Kale is a leafy green of the brassica family, that has gotten quite a bit of attention for it’s health value. Kale can be baked into “chips” added to smoothies, juiced, eaten raw as salad, or simply steamed. Kale comes in several varieties, on the farm we grow curly green kale (pictured), Red Russian kale with deep purple stems, and lacinato or dinosaur kale with dark green bumpy leaves. Kale is high in vitamins and minerals including, Vitamins K and C, beta carotene, and calcium. The whole plant is edible, although the stem is often removed for cooking.
Store in a plastic bag in the refrigerator for a few days.
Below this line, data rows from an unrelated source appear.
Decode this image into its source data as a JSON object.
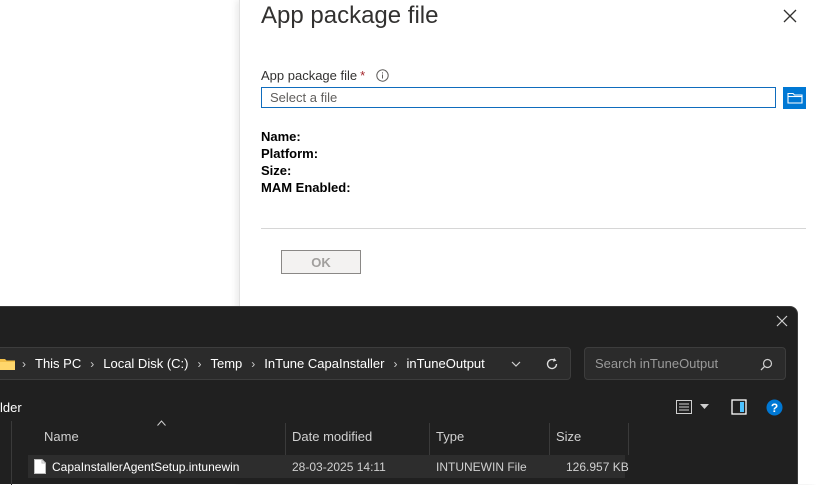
{
  "panel": {
    "title": "App package file",
    "field_label": "App package file",
    "required_mark": "*",
    "file_placeholder": "Select a file",
    "props": [
      "Name:",
      "Platform:",
      "Size:",
      "MAM Enabled:"
    ],
    "ok_label": "OK"
  },
  "explorer": {
    "breadcrumbs": [
      "This PC",
      "Local Disk (C:)",
      "Temp",
      "InTune CapaInstaller",
      "inTuneOutput"
    ],
    "search_placeholder": "Search inTuneOutput",
    "new_folder_label": "lder",
    "columns": [
      "Name",
      "Date modified",
      "Type",
      "Size"
    ],
    "files": [
      {
        "name": "CapaInstallerAgentSetup.intunewin",
        "date": "28-03-2025 14:11",
        "type": "INTUNEWIN File",
        "size": "126.957 KB"
      }
    ]
  },
  "colors": {
    "accent": "#0078d4",
    "dark_bg": "#202020",
    "required": "#a4262c"
  },
  "icons": [
    "close-icon",
    "info-icon",
    "folder-icon",
    "chevron-down-icon",
    "refresh-icon",
    "search-icon",
    "view-icon",
    "details-pane-icon",
    "help-icon",
    "file-icon"
  ]
}
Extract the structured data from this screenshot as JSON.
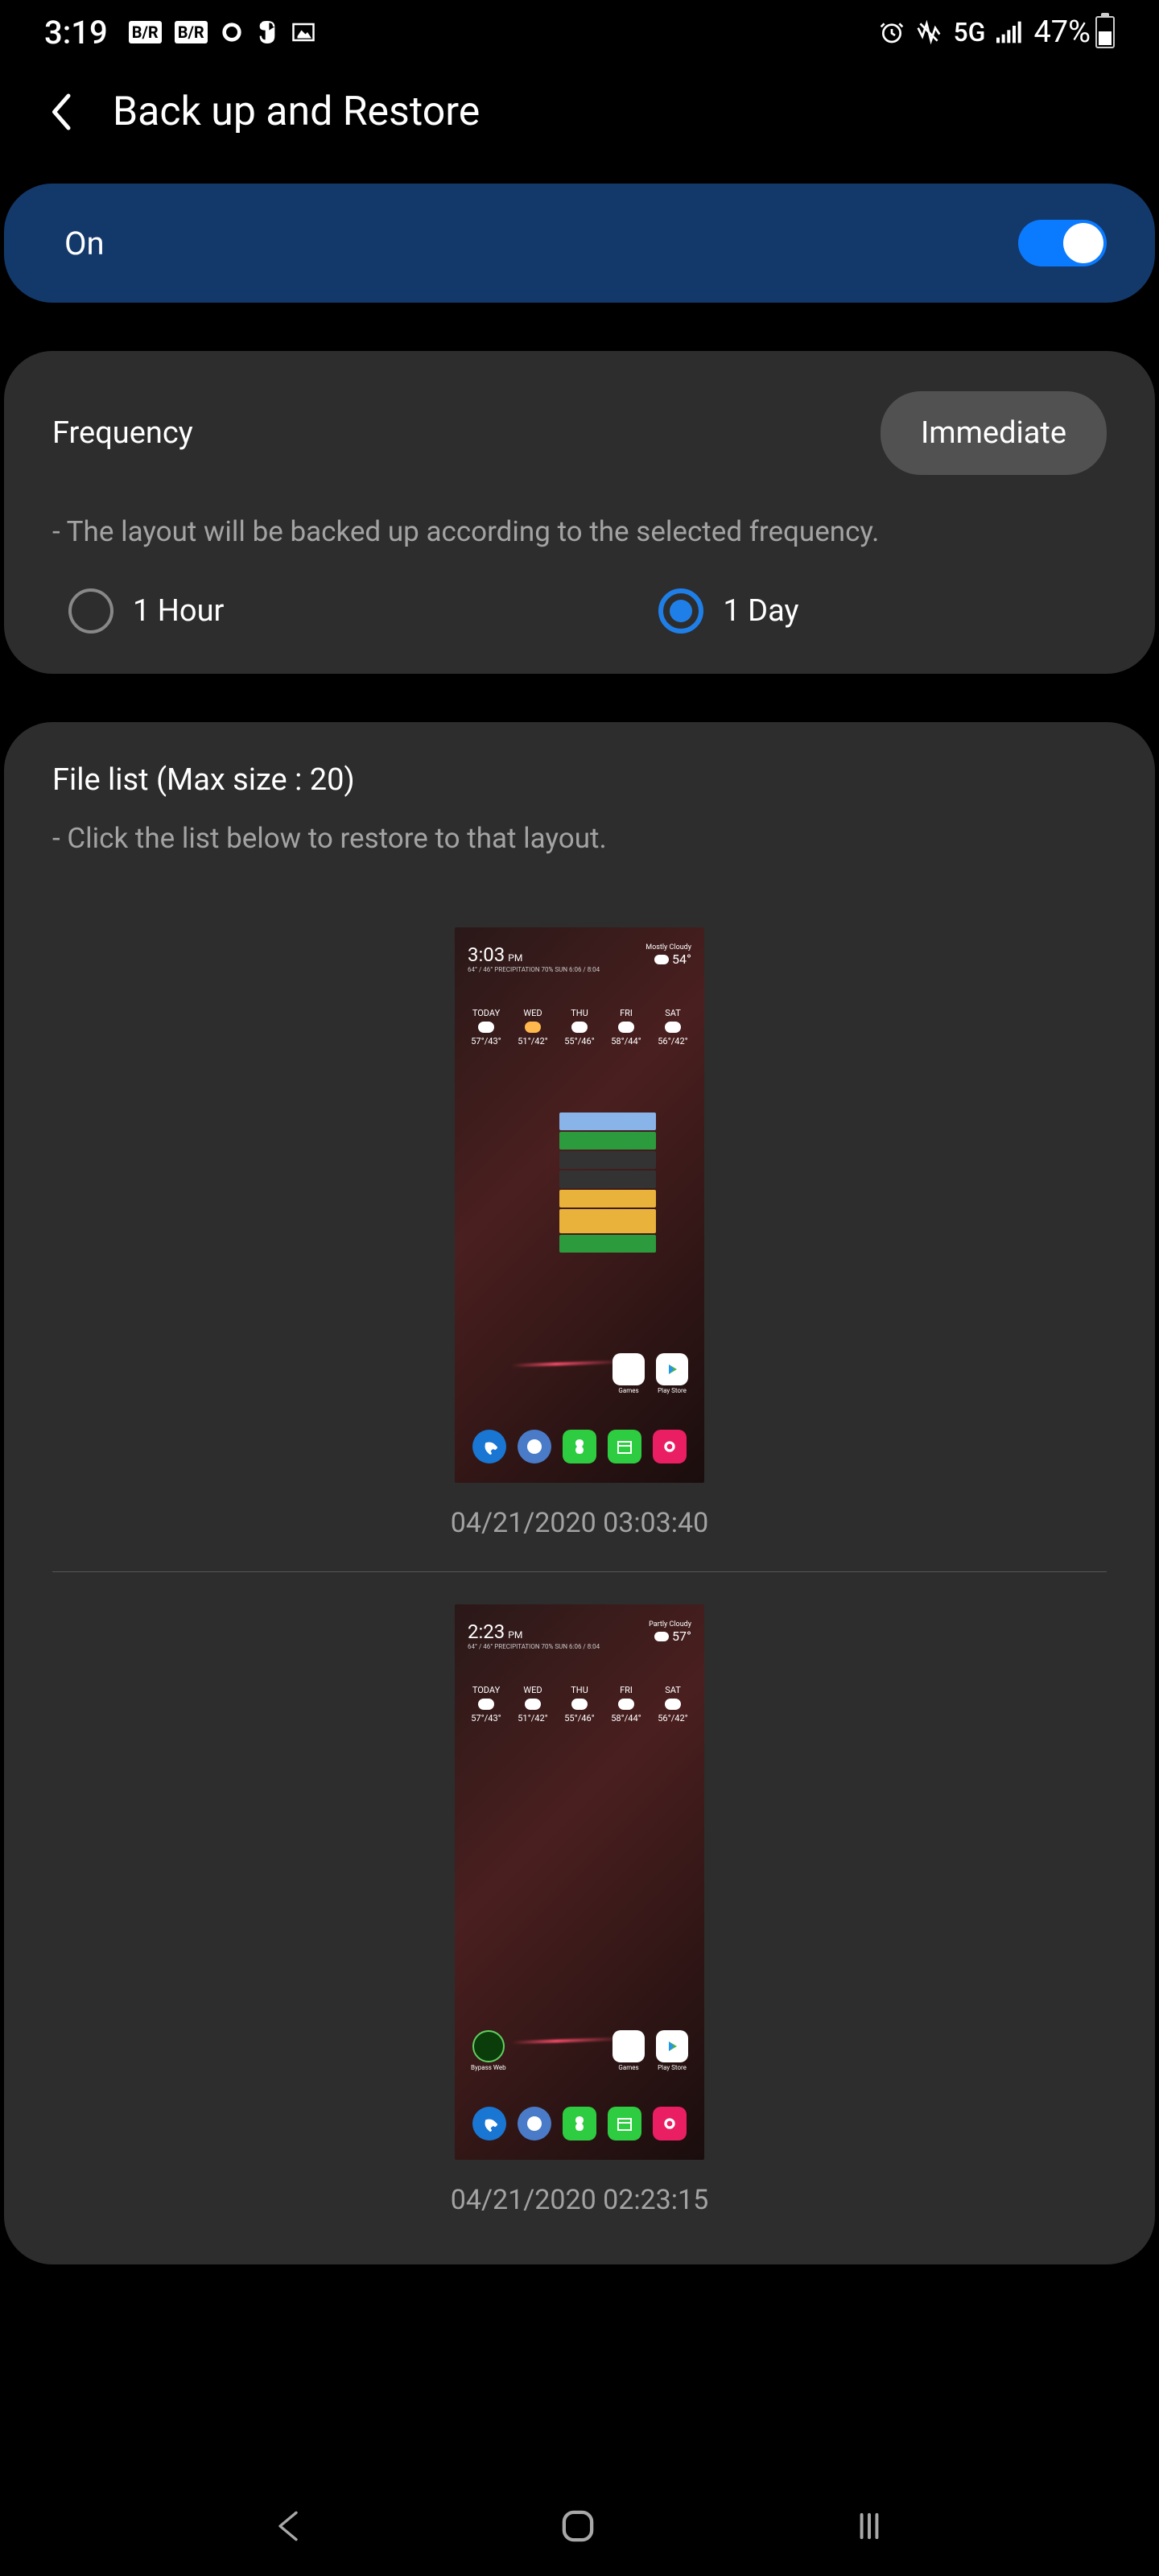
{
  "statusBar": {
    "time": "3:19",
    "badge1": "B/R",
    "badge2": "B/R",
    "network": "5G",
    "batteryPct": "47%"
  },
  "header": {
    "title": "Back up and Restore"
  },
  "toggle": {
    "label": "On",
    "state": true
  },
  "frequency": {
    "label": "Frequency",
    "button": "Immediate",
    "note": "- The layout will be backed up according to the selected frequency.",
    "options": [
      {
        "label": "1 Hour",
        "selected": false
      },
      {
        "label": "1 Day",
        "selected": true
      }
    ]
  },
  "fileList": {
    "title": "File list (Max size : 20)",
    "note": "- Click the list below to restore to that layout.",
    "items": [
      {
        "timestamp": "04/21/2020 03:03:40",
        "thumbTime": "3:03",
        "thumbTimeSuffix": "PM",
        "thumbCond": "Mostly Cloudy",
        "thumbTemp": "54°",
        "hasCalendar": true,
        "hasExtraApp": false
      },
      {
        "timestamp": "04/21/2020 02:23:15",
        "thumbTime": "2:23",
        "thumbTimeSuffix": "PM",
        "thumbCond": "Partly Cloudy",
        "thumbTemp": "57°",
        "hasCalendar": false,
        "hasExtraApp": true
      }
    ]
  }
}
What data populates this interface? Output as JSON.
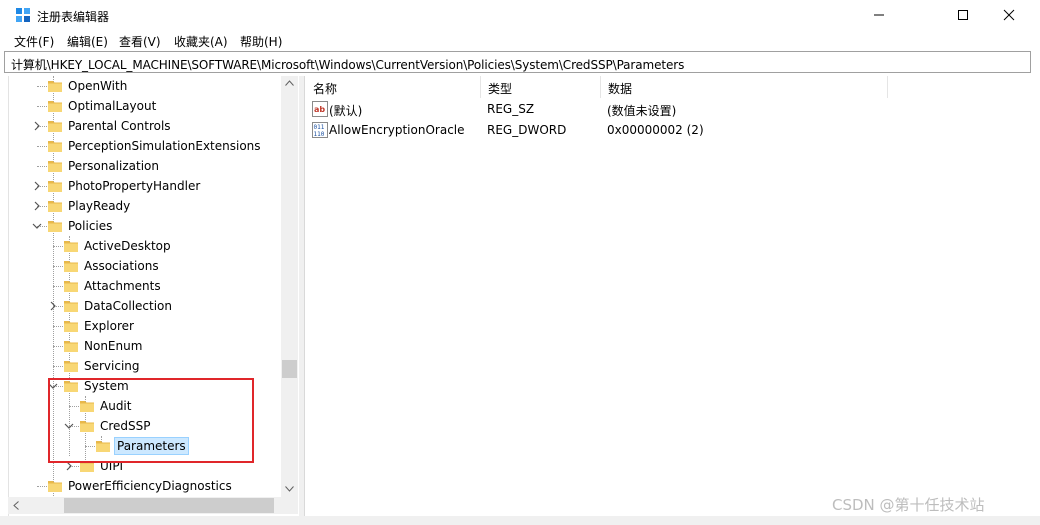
{
  "window": {
    "title": "注册表编辑器",
    "controls": [
      "minimize",
      "maximize",
      "close"
    ]
  },
  "menu": [
    "文件(F)",
    "编辑(E)",
    "查看(V)",
    "收藏夹(A)",
    "帮助(H)"
  ],
  "address": "计算机\\HKEY_LOCAL_MACHINE\\SOFTWARE\\Microsoft\\Windows\\CurrentVersion\\Policies\\System\\CredSSP\\Parameters",
  "tree": [
    {
      "label": "OpenWith",
      "expander": "none"
    },
    {
      "label": "OptimalLayout",
      "expander": "none"
    },
    {
      "label": "Parental Controls",
      "expander": "collapsed"
    },
    {
      "label": "PerceptionSimulationExtensions",
      "expander": "none"
    },
    {
      "label": "Personalization",
      "expander": "none"
    },
    {
      "label": "PhotoPropertyHandler",
      "expander": "collapsed"
    },
    {
      "label": "PlayReady",
      "expander": "collapsed"
    },
    {
      "label": "Policies",
      "expander": "expanded"
    },
    {
      "label": "ActiveDesktop",
      "expander": "none"
    },
    {
      "label": "Associations",
      "expander": "none"
    },
    {
      "label": "Attachments",
      "expander": "none"
    },
    {
      "label": "DataCollection",
      "expander": "collapsed"
    },
    {
      "label": "Explorer",
      "expander": "none"
    },
    {
      "label": "NonEnum",
      "expander": "none"
    },
    {
      "label": "Servicing",
      "expander": "none"
    },
    {
      "label": "System",
      "expander": "expanded"
    },
    {
      "label": "Audit",
      "expander": "none"
    },
    {
      "label": "CredSSP",
      "expander": "expanded"
    },
    {
      "label": "Parameters",
      "expander": "none",
      "selected": true
    },
    {
      "label": "UIPI",
      "expander": "collapsed"
    },
    {
      "label": "PowerEfficiencyDiagnostics",
      "expander": "none"
    }
  ],
  "columns": [
    "名称",
    "类型",
    "数据"
  ],
  "values": [
    {
      "name": "(默认)",
      "type": "REG_SZ",
      "data": "(数值未设置)",
      "icon": "string-value-icon"
    },
    {
      "name": "AllowEncryptionOracle",
      "type": "REG_DWORD",
      "data": "0x00000002 (2)",
      "icon": "binary-value-icon"
    }
  ],
  "watermark": "CSDN @第十任技术站",
  "colors": {
    "highlight_border": "#e0262a",
    "selection": "#cce8ff",
    "folder": "#f8d775"
  }
}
Wash thoroughly using a salad spinner. Remove thick stem, if cooking stem slice finely and add to pan before the leaves as the stem will take longer to cook. Cut leaves into bite-size pieces, an easy way to do this is to stack on top of each other, roll into a bundle, and finely shred. The leaves can be sautéed with garlic and olive oil, steamed or blanched, added to stir-fries, smoothies, juices, soups, or enjoyed raw in a salad. When cooking kale a teaspoon or so of an acid like vinegar or lemon will help balance the bitterness